Feeds

Google open sources MapReduce compression

In the name of speed

Combat fraud and increase customer satisfaction

Google has open sourced the compression library used across its backend infrastructure, including MapReduce, its distributed number-crunching platform, and BigTable, its distributed database.

Available at Google Code under an Apache 2.0 license, the library is called Snappy, but Google says this is the same library that was previously referred to as Zippy in some public presentations. As the names imply, the library's primary aim is speed. "It does not aim for maximum compression, or compatibility with any other compression library," Google says. "Instead, it aims for very high speeds and reasonable compression."

Compared to the fastest mode of the popular zlib compression library, Google says, the C++-based Snappy is an order of magnitude faster in most cases (roughly ten times faster), but the compressed files are between 20 and 100 per cent larger. Running in 64-bit mode on a single core of a 2.26Ghz "Westmere" Intel Core i7 processor, according to the company, Snappy compresses at roughly 250MB/sec and decompresses at 500MB/sec.

Google says that the typical compression ratios are about 1.5x to 1.7x for plain text and about 2x to 4x for HTML. zlib in its fastest mode gives you 2.6x to 2.8x for plain text and 3x to 7x for HTML. " So if you want to save space, or want to compress once and decompress lots of times, use zlib (or bzip2, or…). But if you just want to cut down on your I/O, be it network or disk I/O, Snappy might be for you," says Google engineer Steinar Gunderson.

According to Gunderson, Snappy removes the "entropy reduction" step that characterizes zlib and other LZ-style compression libraries. "Most LZ-style compressors (including zlib) consist of two parts: A matching algorithm (recognizing repetitions from data earlier in the stream, as well as things like 'abcabcabcabc') and then an entropy reduction step (almost invariably Huffman or some version of arithmetic encoding)," he says. "Snappy skips the entropy reduction and instead uses a fixed, hand-tuned packing format."

This format, Gunderson says, affords "much less" CPU usage, and he says that Google has spent years fine tuning it. Virtually all of Google's online service run atop a uniform distributed infrastructure based on the proprietary Google File System (GFS), MapReduce, BigTable, and other platforms.
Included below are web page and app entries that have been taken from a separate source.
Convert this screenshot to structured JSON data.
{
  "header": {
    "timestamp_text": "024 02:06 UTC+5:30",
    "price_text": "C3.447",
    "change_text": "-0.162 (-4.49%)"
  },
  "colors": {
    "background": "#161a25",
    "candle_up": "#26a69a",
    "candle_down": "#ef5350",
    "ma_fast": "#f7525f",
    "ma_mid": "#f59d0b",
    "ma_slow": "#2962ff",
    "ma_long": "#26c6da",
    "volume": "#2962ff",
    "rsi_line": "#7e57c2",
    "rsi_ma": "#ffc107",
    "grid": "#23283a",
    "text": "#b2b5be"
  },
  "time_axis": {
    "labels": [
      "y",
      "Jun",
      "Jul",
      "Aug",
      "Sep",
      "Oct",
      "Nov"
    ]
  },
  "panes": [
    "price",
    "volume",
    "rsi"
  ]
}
This have been mimicked in the open source world by the Apache Hadoop project. ®

SANS - Survey on application security programs

More from The Register

next story
This time it's 'Personal': new Office 365 sub covers just two devices
Redmond also brings Office into Google's back yard
Oh no, Joe: WinPhone users already griping over 8.1 mega-update
Hang on. Which bit of Developer Preview don't you understand?
Microsoft lobs pre-release Windows Phone 8.1 at devs who dare
App makers can load it before anyone else, but if they do they're stuck with it
Half of Twitter's 'active users' are SILENT STALKERS
Nearly 50% have NEVER tweeted a word
Internet-of-stuff startup dumps NoSQL for ... SQL?
NoSQL taste great at first but lacks proper nutrients, says startup cloud whiz
IRS boss on XP migration: 'Classic fix the airplane while you're flying it attempt'
Plus: Condoleezza Rice at Dropbox 'maybe she can find ... weapons of mass destruction'
Ditch the sync, paddle in the Streem: Upstart offers syncless sharing
Upload, delete and carry on sharing afterwards?
New Facebook phone app allows you to stalk your mates
Nearby Friends feature goes live in a few weeks
Microsoft TIER SMEAR changes app prices whether devs ask or not
Some go up, some go down, Redmond goes silent
prev story

Whitepapers

Securing web applications made simple and scalable
In this whitepaper learn how automated security testing can provide a simple and scalable way to protect your web applications.
3 Big data security analytics techniques
Applying these Big Data security analytics techniques can help you make your business safer by detecting attacks early, before significant damage is done.
The benefits of software based PBX
Why you should break free from your proprietary PBX and how to leverage your existing server hardware.
Top three mobile application threats
Learn about three of the top mobile application security threats facing businesses today and recommendations on how to mitigate the risk.
Combat fraud and increase customer satisfaction
Based on their experience using HP ArcSight Enterprise Security Manager for IT security operations, Finansbank moved to HP ArcSight ESM for fraud management.